**WHAT THIS TASK INVOLVES:** Every entry must appear in the answer exactly as written.

===== TASK MATERIAL

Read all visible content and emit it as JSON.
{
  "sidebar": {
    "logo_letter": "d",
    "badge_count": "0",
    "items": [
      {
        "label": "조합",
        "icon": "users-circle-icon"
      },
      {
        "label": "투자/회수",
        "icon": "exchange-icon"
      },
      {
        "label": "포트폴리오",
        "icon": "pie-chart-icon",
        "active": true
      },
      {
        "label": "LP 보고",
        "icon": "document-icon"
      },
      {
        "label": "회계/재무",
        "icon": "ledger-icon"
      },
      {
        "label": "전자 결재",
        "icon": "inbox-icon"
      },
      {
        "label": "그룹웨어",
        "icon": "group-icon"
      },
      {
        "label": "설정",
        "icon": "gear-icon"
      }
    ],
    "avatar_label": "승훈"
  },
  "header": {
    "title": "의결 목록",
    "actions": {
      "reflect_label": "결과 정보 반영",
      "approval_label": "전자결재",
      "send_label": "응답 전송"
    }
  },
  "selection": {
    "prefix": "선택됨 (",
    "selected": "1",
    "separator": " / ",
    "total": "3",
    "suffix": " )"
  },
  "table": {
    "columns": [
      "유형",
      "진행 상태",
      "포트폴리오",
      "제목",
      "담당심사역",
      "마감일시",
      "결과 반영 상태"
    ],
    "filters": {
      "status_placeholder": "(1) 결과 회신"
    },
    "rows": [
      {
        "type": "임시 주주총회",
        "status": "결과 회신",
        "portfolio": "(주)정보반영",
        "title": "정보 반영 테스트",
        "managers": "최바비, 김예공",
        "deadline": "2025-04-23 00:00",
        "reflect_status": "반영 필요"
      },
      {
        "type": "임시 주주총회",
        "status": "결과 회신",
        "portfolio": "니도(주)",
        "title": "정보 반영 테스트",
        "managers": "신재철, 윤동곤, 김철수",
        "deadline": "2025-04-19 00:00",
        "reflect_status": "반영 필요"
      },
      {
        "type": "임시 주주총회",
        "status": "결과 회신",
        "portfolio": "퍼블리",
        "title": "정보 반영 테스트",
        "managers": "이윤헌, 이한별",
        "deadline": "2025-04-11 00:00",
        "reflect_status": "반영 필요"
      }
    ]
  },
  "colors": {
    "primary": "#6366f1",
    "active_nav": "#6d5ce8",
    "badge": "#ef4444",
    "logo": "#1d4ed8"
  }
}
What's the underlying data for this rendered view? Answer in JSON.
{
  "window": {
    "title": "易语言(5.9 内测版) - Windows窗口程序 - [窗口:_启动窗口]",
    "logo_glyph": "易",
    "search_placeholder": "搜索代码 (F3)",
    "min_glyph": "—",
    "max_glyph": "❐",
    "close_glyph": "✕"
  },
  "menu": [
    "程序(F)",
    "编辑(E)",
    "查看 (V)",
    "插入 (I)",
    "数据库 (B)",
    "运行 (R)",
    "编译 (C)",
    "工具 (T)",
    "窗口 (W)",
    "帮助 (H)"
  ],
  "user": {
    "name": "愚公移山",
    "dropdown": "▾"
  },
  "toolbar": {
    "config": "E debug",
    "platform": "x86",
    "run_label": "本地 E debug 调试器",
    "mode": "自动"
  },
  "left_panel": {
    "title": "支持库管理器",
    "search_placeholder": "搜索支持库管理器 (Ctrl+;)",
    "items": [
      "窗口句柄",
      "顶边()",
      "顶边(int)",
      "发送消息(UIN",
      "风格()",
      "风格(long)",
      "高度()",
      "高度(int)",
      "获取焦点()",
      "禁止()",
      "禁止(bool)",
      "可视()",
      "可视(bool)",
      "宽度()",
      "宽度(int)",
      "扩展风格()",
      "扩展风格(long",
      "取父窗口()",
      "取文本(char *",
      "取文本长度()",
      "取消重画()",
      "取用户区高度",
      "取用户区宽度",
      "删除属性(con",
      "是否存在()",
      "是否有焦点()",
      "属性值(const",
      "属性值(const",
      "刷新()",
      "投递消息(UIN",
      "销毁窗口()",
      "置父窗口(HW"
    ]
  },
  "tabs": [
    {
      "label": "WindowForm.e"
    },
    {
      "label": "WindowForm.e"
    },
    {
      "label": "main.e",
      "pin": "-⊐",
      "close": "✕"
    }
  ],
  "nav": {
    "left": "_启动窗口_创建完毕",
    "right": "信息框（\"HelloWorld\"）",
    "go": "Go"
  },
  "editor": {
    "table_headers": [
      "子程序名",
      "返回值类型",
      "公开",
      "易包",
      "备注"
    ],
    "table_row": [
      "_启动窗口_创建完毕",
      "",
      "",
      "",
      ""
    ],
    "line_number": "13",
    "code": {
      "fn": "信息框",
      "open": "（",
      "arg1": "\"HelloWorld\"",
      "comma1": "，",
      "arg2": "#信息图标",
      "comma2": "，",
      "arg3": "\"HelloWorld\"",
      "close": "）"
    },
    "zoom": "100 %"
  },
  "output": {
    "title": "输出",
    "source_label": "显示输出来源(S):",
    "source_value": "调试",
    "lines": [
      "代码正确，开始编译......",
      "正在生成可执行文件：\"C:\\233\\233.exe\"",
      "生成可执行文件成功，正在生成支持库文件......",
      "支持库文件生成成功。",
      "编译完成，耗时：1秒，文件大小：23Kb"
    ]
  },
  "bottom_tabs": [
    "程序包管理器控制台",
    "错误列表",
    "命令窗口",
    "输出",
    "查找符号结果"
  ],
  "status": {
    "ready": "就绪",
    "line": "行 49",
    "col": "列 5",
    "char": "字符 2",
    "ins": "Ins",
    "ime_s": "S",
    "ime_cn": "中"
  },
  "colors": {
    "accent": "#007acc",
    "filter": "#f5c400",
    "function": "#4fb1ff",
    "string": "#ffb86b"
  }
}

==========

**THE ANSWER:**
Read all visible content and emit it as JSON.
{
  "sidebar": {
    "logo_letter": "d",
    "badge_count": "0",
    "items": [
      {
        "label": "조합",
        "icon": "users-circle-icon"
      },
      {
        "label": "투자/회수",
        "icon": "exchange-icon"
      },
      {
        "label": "포트폴리오",
        "icon": "pie-chart-icon",
        "active": true
      },
      {
        "label": "LP 보고",
        "icon": "document-icon"
      },
      {
        "label": "회계/재무",
        "icon": "ledger-icon"
      },
      {
        "label": "전자 결재",
        "icon": "inbox-icon"
      },
      {
        "label": "그룹웨어",
        "icon": "group-icon"
      },
      {
        "label": "설정",
        "icon": "gear-icon"
      }
    ],
    "avatar_label": "승훈"
  },
  "header": {
    "title": "의결 목록",
    "actions": {
      "reflect_label": "결과 정보 반영",
      "approval_label": "전자결재",
      "send_label": "응답 전송"
    }
  },
  "selection": {
    "prefix": "선택됨 (",
    "selected": "1",
    "separator": " / ",
    "total": "3",
    "suffix": " )"
  },
  "table": {
    "columns": [
      "유형",
      "진행 상태",
      "포트폴리오",
      "제목",
      "담당심사역",
      "마감일시",
      "결과 반영 상태"
    ],
    "filters": {
      "status_placeholder": "(1) 결과 회신"
    },
    "rows": [
      {
        "type": "임시 주주총회",
        "status": "결과 회신",
        "portfolio": "(주)정보반영",
        "title": "정보 반영 테스트",
        "managers": "최바비, 김예공",
        "deadline": "2025-04-23 00:00",
        "reflect_status": "반영 필요"
      },
      {
        "type": "임시 주주총회",
        "status": "결과 회신",
        "portfolio": "니도(주)",
        "title": "정보 반영 테스트",
        "managers": "신재철, 윤동곤, 김철수",
        "deadline": "2025-04-19 00:00",
        "reflect_status": "반영 필요"
      },
      {
        "type": "임시 주주총회",
        "status": "결과 회신",
        "portfolio": "퍼블리",
        "title": "정보 반영 테스트",
        "managers": "이윤헌, 이한별",
        "deadline": "2025-04-11 00:00",
        "reflect_status": "반영 필요"
      }
    ]
  },
  "colors": {
    "primary": "#6366f1",
    "active_nav": "#6d5ce8",
    "badge": "#ef4444",
    "logo": "#1d4ed8"
  }
}
What's the underlying data for this rendered view? Answer in JSON.
{
  "window": {
    "title": "易语言(5.9 内测版) - Windows窗口程序 - [窗口:_启动窗口]",
    "logo_glyph": "易",
    "search_placeholder": "搜索代码 (F3)",
    "min_glyph": "—",
    "max_glyph": "❐",
    "close_glyph": "✕"
  },
  "menu": [
    "程序(F)",
    "编辑(E)",
    "查看 (V)",
    "插入 (I)",
    "数据库 (B)",
    "运行 (R)",
    "编译 (C)",
    "工具 (T)",
    "窗口 (W)",
    "帮助 (H)"
  ],
  "user": {
    "name": "愚公移山",
    "dropdown": "▾"
  },
  "toolbar": {
    "config": "E debug",
    "platform": "x86",
    "run_label": "本地 E debug 调试器",
    "mode": "自动"
  },
  "left_panel": {
    "title": "支持库管理器",
    "search_placeholder": "搜索支持库管理器 (Ctrl+;)",
    "items": [
      "窗口句柄",
      "顶边()",
      "顶边(int)",
      "发送消息(UIN",
      "风格()",
      "风格(long)",
      "高度()",
      "高度(int)",
      "获取焦点()",
      "禁止()",
      "禁止(bool)",
      "可视()",
      "可视(bool)",
      "宽度()",
      "宽度(int)",
      "扩展风格()",
      "扩展风格(long",
      "取父窗口()",
      "取文本(char *",
      "取文本长度()",
      "取消重画()",
      "取用户区高度",
      "取用户区宽度",
      "删除属性(con",
      "是否存在()",
      "是否有焦点()",
      "属性值(const",
      "属性值(const",
      "刷新()",
      "投递消息(UIN",
      "销毁窗口()",
      "置父窗口(HW"
    ]
  },
  "tabs": [
    {
      "label": "WindowForm.e"
    },
    {
      "label": "WindowForm.e"
    },
    {
      "label": "main.e",
      "pin": "-⊐",
      "close": "✕"
    }
  ],
  "nav": {
    "left": "_启动窗口_创建完毕",
    "right": "信息框（\"HelloWorld\"）",
    "go": "Go"
  },
  "editor": {
    "table_headers": [
      "子程序名",
      "返回值类型",
      "公开",
      "易包",
      "备注"
    ],
    "table_row": [
      "_启动窗口_创建完毕",
      "",
      "",
      "",
      ""
    ],
    "line_number": "13",
    "code": {
      "fn": "信息框",
      "open": "（",
      "arg1": "\"HelloWorld\"",
      "comma1": "，",
      "arg2": "#信息图标",
      "comma2": "，",
      "arg3": "\"HelloWorld\"",
      "close": "）"
    },
    "zoom": "100 %"
  },
  "output": {
    "title": "输出",
    "source_label": "显示输出来源(S):",
    "source_value": "调试",
    "lines": [
      "代码正确，开始编译......",
      "正在生成可执行文件：\"C:\\233\\233.exe\"",
      "生成可执行文件成功，正在生成支持库文件......",
      "支持库文件生成成功。",
      "编译完成，耗时：1秒，文件大小：23Kb"
    ]
  },
  "bottom_tabs": [
    "程序包管理器控制台",
    "错误列表",
    "命令窗口",
    "输出",
    "查找符号结果"
  ],
  "status": {
    "ready": "就绪",
    "line": "行 49",
    "col": "列 5",
    "char": "字符 2",
    "ins": "Ins",
    "ime_s": "S",
    "ime_cn": "中"
  },
  "colors": {
    "accent": "#007acc",
    "filter": "#f5c400",
    "function": "#4fb1ff",
    "string": "#ffb86b"
  }
}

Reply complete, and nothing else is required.